...north of the juncture of Highways 62 and 177... one of the best-preserved sites of General George S. Patton’s training efforts in the high desert during World War II. 

April 09, 2021

Photo Essay: An Easter Sunday Celebration at West Hollywood's Historic St. Victor Catholic Church

I'd been meaning to swing back by St. Victor Catholic Church in West Hollywood during the pandemic to document its stunning stained glass windows and mosaic mural—but somehow, even with so much more time on my hands, I hadn't gotten around to it yet.

I hadn't been to mass there since Christmas 2019—but then again, my formal church visits are usually few and far between. 

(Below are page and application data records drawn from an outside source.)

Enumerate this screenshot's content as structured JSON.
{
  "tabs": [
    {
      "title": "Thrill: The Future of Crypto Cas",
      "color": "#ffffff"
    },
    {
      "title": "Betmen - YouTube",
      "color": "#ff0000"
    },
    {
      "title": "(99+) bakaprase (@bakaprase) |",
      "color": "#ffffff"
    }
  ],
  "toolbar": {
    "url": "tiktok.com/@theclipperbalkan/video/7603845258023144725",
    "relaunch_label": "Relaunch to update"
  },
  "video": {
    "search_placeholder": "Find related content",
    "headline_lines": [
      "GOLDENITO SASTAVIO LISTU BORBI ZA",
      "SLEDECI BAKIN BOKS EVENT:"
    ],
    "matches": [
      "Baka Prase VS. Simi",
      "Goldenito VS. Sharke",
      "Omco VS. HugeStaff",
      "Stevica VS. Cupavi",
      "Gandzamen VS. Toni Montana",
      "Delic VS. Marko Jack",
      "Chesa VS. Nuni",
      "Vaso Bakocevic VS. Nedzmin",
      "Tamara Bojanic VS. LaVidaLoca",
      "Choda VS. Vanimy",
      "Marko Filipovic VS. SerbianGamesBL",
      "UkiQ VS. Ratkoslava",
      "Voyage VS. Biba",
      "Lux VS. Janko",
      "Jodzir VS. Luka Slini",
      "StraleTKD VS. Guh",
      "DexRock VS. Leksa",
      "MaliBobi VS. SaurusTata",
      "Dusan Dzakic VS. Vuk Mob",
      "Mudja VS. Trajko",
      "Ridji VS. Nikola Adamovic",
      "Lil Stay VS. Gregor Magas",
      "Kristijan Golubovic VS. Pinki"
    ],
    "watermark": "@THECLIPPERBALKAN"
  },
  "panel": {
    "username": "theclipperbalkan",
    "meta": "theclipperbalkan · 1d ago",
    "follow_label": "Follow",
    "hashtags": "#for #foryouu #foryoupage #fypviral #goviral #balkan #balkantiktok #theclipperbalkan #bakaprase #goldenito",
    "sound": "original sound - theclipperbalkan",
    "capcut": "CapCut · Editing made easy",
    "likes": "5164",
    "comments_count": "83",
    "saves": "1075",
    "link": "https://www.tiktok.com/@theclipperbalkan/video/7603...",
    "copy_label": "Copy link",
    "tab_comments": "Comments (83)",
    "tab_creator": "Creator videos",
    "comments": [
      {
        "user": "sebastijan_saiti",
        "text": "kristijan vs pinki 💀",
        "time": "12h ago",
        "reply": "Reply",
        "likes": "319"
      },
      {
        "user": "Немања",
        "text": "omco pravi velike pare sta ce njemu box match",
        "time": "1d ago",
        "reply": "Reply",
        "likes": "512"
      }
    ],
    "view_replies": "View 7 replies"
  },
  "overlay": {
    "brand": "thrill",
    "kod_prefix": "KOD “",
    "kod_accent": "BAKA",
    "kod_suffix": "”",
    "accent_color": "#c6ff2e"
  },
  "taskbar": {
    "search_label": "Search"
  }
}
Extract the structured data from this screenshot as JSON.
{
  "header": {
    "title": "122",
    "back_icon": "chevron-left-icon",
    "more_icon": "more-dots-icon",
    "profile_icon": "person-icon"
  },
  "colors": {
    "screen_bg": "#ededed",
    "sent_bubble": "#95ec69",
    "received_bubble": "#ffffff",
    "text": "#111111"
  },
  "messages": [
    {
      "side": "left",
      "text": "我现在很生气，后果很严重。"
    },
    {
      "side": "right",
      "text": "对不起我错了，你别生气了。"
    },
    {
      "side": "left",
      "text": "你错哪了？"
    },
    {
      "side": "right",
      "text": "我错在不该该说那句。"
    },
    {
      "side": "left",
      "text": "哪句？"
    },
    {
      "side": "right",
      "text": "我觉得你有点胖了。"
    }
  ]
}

I'm much more likely to go to any church for some quiet reflection on a solo, unceremonious trip. 

But then Easter rolled around and, well, what better time? 

April 07, 2021

Photo Essay: A Sun-Soaked Stay at a Modernist Hacienda in Borrego Springs

The first time I stayed overnight in Borrego Springs, it was at Palms at Indian Head—a Mid-Century resort palace that still captures my imagination and draws me to visit, even if I haven't booked a room there. 

Since then, I've gone camping in the park, stayed in a tipi in Ranchita, slept on a military cot on my friend's porch in a windstorm, partied hard at the Warner Springs Ranch, and tried out Mid-Century motel life at Stanlunds Inn (the former Guppy Motel) in Borrego.  

But there's only one place I've returned to for an overnight stay while visiting Anza-Borrego Desert State Park: Boynton's Hacienda del Sol. 

April 03, 2021

Photo Essay: A Sugary Walk Down Candy Lane

Just in time for the Easter candy eggstravaganza, there's a new walk-through interactive experience at the Woodland Hills mall...


April 01, 2021

Photo Essay: The Retirement Ranch of An Oil-Employed Fossil-Finder, W.W. Orcutt

At one point a few years ago, I'd set off to visit and document all the historic ranges in the Santa Monica Mountains National Recreation Area and its environs.

But somehow after 10 years in LA, I still hadn't made it to Orcutt Ranch.

Maybe it's because its name didn't carry the same weight for me as "Paramount Studios" or "Lake Enchanto" or "Gillette" (of the razor empire). 

Its namesake, William Warren (W.W.) Orcutt, was a SoCal oil geologist and Union Oil exec whose name is less recognizable to us today than perhaps it was in his heyday. (Or, at least, to me—a California transplant.)